**Record excerpts:**
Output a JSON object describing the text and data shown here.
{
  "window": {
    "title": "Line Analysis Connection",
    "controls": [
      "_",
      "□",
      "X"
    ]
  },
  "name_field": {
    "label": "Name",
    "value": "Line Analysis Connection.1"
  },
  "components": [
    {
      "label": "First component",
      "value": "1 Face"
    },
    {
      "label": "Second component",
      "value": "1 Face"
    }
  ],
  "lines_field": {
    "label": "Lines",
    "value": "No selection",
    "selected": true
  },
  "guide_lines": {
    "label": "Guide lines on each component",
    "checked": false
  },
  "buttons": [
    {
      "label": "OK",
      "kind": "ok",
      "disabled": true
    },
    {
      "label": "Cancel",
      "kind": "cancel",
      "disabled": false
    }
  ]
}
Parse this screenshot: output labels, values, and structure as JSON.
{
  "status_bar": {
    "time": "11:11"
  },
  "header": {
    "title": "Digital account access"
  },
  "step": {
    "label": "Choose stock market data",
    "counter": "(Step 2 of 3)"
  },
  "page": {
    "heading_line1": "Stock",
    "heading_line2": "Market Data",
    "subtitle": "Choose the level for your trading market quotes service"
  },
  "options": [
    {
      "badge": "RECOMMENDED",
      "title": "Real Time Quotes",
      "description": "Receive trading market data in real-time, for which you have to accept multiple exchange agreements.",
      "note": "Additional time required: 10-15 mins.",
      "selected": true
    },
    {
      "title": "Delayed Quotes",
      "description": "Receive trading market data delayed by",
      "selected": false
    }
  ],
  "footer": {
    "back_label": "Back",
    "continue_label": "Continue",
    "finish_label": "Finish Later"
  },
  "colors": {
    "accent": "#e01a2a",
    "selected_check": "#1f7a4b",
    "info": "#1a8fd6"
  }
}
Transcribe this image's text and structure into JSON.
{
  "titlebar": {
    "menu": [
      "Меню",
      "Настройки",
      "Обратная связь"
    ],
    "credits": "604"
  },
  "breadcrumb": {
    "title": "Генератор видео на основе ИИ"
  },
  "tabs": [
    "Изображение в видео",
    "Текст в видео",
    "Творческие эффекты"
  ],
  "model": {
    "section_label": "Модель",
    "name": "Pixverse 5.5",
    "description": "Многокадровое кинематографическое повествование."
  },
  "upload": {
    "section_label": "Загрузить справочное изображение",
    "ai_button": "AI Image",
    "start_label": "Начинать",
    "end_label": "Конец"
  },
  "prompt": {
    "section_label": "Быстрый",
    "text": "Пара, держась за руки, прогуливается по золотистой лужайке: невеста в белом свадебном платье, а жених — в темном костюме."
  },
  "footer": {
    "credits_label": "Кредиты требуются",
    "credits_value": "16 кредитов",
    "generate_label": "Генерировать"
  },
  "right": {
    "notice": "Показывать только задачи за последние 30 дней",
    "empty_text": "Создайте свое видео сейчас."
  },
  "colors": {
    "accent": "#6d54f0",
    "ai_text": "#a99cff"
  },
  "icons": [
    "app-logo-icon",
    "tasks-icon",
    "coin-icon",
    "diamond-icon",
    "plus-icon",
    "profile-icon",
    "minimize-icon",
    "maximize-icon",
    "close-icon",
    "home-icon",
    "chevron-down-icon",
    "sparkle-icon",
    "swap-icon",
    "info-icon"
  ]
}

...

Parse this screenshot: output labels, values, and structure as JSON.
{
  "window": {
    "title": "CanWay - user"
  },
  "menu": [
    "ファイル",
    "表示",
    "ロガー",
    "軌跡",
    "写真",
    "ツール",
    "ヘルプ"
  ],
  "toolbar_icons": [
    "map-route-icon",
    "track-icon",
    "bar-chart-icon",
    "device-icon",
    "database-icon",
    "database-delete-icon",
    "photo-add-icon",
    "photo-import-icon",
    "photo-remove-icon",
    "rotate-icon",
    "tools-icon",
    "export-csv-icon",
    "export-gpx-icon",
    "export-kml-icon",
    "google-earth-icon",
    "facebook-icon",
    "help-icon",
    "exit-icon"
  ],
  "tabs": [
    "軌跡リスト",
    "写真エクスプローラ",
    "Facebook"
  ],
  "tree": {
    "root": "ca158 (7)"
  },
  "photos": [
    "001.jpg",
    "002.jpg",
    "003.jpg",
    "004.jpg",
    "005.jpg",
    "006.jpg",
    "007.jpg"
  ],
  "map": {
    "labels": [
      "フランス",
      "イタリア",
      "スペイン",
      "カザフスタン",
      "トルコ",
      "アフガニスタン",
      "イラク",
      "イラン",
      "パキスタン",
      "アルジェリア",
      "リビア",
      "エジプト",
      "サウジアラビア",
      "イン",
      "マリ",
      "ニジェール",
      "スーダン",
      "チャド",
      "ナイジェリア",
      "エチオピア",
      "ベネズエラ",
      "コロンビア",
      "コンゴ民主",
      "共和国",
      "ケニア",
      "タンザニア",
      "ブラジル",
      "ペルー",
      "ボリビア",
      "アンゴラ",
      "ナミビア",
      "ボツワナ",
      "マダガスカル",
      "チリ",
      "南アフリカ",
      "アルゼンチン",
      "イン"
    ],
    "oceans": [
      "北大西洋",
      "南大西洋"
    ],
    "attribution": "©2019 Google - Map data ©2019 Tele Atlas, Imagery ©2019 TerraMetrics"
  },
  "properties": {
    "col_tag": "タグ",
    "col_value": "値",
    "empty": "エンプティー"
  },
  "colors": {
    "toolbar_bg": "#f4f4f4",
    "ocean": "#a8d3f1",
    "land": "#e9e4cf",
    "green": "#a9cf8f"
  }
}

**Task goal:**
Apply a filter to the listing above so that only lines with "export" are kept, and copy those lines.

**Solution for this problem:**
    "export-csv-icon",
    "export-gpx-icon",
    "export-kml-icon",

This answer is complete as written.